1

I had been using my Raspberry Pi as a desktop computer, and I wanted to reset it so that I could use it for a project, so I moved my personal files to a newer computer, and formatted the sd card, before installing NOOBS on it again. I was a bit concerned that my sd card was showing up as two drives, but seeing as drive F:\ (named "RECOVERY") was showing up as an sd card to my computer, while drive G:\ had the same thumbnail as my flash drive has when I plug it in to a usb port, and the files in drive F:\ looked a lot like those in the .zip of NOOBS lite that I had downloaded for re-install, I decided to format drive F:\ using the official SD Card Formatter. It seemed to work, and I extracted the .zip file onto the root directory of the newly formatted drive (drive G:\ had disappeared at this point) and when I plugged it into my Pi, it started by showing the color screen, with no lightning bolt, then the "Hold shift for recovery mode" screen, but during that screen, a popup showed up saying that the SD card may be corrupted, and when I clicked close (there were no other options) it reported, "Waiting for SD card" and would never stop, giving me no options. I tried to put in in recover mode, but this didn't work either. I gave up and cut power to the Pi, and tried again, but it did the same thing. Is there anything I'm doing wrong? What should I do?

  • 2
    Try writing in paragraphs and someone may read it – Milliways Jun 2 at 22:52
1

Don't bother with Noobs.

Assuming you are after Raspberry Pi OS (32bit) (previously Raspbian), just use the new Raspberry Pi Imager to re-flash your sd card.

https://www.raspberrypi.org/downloads/

| improve this answer | |
  • @Milliways Really? The new Raspberry Pi Imager refuses to install Raspbian? – Ingo Jun 3 at 17:08
  • "Raspberry Pi OS" is the new name; it is not called "Raspbian" any more. – Michael Harvey Jun 3 at 17:28
1

You entered the boot partition. In most of raspbian like OS those files are common. Don't worry. You files are lost from there. You files were in rootfs which has been updated and partitioned again.

| improve this answer | |

Your Answer

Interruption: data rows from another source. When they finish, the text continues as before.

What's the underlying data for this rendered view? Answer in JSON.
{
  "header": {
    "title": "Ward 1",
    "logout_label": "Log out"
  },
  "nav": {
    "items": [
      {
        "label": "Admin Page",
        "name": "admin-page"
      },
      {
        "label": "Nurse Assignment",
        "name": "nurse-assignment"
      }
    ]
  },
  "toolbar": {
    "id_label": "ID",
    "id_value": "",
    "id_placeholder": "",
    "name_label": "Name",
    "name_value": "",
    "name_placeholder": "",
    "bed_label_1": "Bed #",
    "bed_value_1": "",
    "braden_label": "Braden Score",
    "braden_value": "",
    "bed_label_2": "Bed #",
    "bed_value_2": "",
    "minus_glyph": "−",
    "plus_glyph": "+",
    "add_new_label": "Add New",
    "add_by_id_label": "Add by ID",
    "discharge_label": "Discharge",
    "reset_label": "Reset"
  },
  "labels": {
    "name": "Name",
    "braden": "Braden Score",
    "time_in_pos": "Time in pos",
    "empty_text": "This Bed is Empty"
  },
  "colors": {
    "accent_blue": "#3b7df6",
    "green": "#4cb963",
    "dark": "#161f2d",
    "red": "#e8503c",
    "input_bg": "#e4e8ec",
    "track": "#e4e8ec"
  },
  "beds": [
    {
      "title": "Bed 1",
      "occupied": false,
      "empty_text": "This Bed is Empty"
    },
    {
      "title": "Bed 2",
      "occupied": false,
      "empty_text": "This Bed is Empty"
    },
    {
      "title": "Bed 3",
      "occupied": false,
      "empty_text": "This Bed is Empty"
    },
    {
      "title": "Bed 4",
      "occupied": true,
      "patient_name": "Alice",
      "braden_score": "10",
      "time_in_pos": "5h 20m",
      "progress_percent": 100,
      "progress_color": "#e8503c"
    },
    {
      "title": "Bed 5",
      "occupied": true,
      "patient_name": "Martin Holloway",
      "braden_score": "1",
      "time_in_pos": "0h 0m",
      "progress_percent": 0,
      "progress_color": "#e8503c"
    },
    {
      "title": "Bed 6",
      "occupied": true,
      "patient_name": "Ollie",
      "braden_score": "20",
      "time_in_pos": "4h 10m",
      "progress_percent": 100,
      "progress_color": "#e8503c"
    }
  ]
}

By clicking “Post Your Answer”, you agree to our terms of service, privacy policy and cookie policy

Not the answer you're looking for? Browse other questions tagged or ask your own question.